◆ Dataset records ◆

* * * *

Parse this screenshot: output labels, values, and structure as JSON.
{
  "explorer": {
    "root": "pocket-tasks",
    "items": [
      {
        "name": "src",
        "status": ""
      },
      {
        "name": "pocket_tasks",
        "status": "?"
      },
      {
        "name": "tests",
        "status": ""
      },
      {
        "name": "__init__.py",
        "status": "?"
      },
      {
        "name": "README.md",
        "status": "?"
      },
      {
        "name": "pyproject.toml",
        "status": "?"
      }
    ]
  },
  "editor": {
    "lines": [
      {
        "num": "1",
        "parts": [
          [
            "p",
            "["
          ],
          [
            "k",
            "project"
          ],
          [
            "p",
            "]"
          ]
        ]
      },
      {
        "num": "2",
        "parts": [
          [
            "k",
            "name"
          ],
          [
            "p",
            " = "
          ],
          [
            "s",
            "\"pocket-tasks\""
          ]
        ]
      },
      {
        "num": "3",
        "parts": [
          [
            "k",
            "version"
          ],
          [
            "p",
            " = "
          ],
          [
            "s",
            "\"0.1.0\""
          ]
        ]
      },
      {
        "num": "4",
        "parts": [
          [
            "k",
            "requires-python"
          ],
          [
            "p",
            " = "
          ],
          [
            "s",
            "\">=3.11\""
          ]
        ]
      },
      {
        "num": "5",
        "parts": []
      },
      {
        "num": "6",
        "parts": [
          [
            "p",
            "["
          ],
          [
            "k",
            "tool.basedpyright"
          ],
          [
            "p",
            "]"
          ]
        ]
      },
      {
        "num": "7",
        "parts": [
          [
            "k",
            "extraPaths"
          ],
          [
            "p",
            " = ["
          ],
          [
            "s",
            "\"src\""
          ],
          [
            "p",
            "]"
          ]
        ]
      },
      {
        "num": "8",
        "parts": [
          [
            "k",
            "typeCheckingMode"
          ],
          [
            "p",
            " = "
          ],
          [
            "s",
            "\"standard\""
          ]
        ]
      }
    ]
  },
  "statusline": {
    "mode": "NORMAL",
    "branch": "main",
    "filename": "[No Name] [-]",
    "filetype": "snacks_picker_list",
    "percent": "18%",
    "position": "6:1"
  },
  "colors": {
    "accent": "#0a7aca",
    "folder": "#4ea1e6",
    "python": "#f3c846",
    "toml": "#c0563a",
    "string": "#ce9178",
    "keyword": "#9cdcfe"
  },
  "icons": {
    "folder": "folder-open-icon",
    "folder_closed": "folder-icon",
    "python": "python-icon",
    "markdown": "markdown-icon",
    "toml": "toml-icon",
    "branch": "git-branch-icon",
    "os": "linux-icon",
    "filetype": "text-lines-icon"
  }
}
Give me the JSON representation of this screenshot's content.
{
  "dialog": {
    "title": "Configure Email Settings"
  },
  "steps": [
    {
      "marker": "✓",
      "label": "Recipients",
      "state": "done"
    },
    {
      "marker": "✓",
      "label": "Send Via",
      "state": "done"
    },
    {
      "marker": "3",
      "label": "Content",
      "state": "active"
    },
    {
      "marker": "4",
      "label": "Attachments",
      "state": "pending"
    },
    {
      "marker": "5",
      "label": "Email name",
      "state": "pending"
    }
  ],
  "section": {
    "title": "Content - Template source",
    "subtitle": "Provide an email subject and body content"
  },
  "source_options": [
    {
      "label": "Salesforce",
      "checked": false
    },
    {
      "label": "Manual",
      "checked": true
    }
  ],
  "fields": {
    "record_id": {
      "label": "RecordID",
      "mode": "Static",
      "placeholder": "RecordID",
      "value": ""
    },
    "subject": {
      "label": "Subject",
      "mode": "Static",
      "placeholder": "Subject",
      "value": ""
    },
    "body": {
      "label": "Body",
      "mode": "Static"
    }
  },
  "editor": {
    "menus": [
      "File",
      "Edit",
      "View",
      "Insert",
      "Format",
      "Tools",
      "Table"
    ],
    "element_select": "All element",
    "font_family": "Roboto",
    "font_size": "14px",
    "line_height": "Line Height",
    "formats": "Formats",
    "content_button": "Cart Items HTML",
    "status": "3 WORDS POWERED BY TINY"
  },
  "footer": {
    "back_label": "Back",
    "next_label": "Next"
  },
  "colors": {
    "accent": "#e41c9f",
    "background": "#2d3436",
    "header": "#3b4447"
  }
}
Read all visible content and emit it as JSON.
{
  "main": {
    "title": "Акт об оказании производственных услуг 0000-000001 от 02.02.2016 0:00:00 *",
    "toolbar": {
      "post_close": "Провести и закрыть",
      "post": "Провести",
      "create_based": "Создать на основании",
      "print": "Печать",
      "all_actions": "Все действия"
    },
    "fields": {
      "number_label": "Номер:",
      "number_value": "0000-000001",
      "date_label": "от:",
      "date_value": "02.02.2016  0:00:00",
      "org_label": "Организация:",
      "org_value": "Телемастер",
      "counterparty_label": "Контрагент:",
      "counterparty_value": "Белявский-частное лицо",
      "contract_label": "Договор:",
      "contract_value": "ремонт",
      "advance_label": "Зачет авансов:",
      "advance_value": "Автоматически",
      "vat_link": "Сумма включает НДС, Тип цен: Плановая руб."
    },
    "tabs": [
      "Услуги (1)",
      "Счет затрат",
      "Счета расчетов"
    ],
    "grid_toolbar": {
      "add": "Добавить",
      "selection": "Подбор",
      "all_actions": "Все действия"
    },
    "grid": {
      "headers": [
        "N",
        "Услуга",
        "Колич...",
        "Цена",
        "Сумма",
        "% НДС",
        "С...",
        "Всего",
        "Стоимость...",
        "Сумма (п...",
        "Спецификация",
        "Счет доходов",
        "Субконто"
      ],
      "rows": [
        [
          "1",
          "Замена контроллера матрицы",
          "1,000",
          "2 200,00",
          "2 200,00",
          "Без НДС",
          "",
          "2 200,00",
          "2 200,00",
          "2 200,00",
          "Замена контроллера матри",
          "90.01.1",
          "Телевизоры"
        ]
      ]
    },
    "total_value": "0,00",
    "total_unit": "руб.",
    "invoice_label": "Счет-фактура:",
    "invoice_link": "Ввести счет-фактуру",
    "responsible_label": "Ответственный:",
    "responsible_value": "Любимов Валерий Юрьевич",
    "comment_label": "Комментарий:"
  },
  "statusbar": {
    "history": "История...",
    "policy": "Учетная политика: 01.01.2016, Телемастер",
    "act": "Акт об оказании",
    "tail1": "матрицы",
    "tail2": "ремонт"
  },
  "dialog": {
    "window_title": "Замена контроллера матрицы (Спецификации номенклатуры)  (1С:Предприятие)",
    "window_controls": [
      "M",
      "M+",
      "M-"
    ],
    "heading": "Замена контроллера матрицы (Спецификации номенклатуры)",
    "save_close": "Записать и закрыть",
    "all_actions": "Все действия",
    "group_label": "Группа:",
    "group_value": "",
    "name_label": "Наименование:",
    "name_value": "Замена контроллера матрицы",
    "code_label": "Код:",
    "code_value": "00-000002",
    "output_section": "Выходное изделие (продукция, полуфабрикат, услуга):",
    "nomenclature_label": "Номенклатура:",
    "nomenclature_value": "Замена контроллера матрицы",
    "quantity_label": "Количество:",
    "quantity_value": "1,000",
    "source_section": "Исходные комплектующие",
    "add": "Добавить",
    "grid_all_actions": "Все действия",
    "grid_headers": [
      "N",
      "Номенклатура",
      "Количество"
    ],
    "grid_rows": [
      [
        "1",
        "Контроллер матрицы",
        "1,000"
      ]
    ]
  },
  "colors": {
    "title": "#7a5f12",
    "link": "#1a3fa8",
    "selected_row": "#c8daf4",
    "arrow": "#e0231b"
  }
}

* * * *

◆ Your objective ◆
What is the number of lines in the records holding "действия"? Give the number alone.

◆ Output of the exercise ◆
4